Iterations & Co - Creation Workshops
During the project more than 30 user testing were done for the iteration of the design, then we organised a co-creation activity to find out what users truly like in order to fully understand the interaction between the user and the service. Here is a snapshot of our workshop.
From the co-creation activity, we also observe that people have to desire to spy, help and communicate, which adds more collaboration into the money management process!
This co-creation activity showed us the importance of sharing information and the importance of designing a financial community. In terms of the investigation of motivations that causes a positive behavioral change in finances, Tali Sharot mentions "people listen to the positive information," as she continues, "highlighting what other people are doing, it is a powerful incentive." According to these findings, our participants validated during the co-creation that, how necessary the learning by doing on a financial platform is. The social hub feature, which was one of our previous feature ideas, was designed in detail later in this co-creation workshop.
Thus, now Finb does not only allow you to complete the action plans offered by Finb and also allows them to participate in the hub and interact with your peers. If you want to know more strategies to manage your money, you can explore more actions and challenges in the hub, which your friends and other people participated.
In the other co-creation activity, people liked the online community and participated actively. They experienced the service and then shared their feelings and doubts about the features to help us improve Finb into the final version. We received some of the comments indicate that people had concerns about whether they can trust in the content that will be shared in the hub.
To answer the need, we practiced our idea about different financial characteristics again to improve our service into a model that Finb can recommend the action plan contents according to your financial personality.
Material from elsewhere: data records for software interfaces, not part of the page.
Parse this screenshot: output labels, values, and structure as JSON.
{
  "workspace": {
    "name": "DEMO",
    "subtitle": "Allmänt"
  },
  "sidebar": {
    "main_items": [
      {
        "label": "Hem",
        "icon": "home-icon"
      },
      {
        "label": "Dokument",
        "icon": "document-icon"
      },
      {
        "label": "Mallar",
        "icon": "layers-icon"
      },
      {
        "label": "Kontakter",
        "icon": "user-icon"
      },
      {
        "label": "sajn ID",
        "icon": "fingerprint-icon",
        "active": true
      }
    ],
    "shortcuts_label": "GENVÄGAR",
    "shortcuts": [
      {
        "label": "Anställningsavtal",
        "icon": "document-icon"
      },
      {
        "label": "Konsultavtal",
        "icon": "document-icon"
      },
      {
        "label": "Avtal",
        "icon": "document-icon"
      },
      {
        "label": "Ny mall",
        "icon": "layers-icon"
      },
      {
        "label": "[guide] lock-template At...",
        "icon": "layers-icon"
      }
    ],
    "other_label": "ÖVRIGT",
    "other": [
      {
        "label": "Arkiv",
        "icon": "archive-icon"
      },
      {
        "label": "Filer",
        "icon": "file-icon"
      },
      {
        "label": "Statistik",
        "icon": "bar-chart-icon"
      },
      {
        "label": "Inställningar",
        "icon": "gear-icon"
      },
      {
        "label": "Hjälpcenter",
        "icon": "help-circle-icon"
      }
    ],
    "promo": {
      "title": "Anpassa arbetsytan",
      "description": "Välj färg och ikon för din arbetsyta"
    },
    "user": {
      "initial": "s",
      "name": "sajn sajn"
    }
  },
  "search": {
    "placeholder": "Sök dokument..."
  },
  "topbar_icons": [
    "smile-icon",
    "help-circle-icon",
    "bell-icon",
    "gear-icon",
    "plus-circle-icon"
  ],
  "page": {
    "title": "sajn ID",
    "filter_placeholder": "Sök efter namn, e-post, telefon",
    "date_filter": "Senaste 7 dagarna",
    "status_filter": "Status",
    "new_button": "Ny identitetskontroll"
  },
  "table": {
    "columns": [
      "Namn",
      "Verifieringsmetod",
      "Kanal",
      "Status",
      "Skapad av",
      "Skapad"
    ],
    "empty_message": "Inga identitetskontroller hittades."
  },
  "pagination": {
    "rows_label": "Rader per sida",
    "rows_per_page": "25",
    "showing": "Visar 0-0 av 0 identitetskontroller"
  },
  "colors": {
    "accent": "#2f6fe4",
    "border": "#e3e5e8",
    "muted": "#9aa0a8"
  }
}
Secondly, the participants can evaluate the challenge by checking how many people have participated in it. By building an active community, we are using the power of knowledge sharing.
Here is the final version of our Interface, which displays the features of this service. Furthermore, we will see how our target customer 'Amy' finds out Finb and participates in it and starts to build her financial resilience within a short period of time.
In the final validation tests, we introduced our project to the users and created an environment where they can interact with Finb, such as social media accounts. Their evaluations were on the feasibility of the user interface.
“I like the idea of encourage students to manage money with some rewards based on action plans and wellbeing point, and it’s easy to understand.”
“My motivation of sharing a challenge to friends is not so strong, but if I can compete with others I will share it.”
“I really like the homepage which shows the action plan rather than my score.”
“In the hub, it would be more motivational if I can preview some comments below like Instagram.”
“It can make clients more active in online bank and raise their awareness of financial management, for the Bank, it can be used as a risk assessment and monitoring tool for our clients’ financial status.”
- Bank branch president of ICBC
“I like the system, it’s easy to care about clients all the time by using technology, which I can’t do that, and every advice from the system should not be mandatory, we don’t force clients to do anything.”
- Customer Service Manager of BOC
We want to thank our project tutors at RCA and our partners Rainbird and E&Y, who made it possible for us to work and did not withhold their mentorship throughout the project.
We also want to show our appreciation to the project participants who added value to this project and participated, even though we had to communicate mainly through digital environments and in different time zones due to the pandemic. Thank you for showing your support.
Project made with Guoxing Song (MA Service Desig), Li Ning (MA Service Design),
Sijon Thapa (MA Service Design), Yosuke Hatanaka (MA Service Design), Yulin Ran (MA Service Design).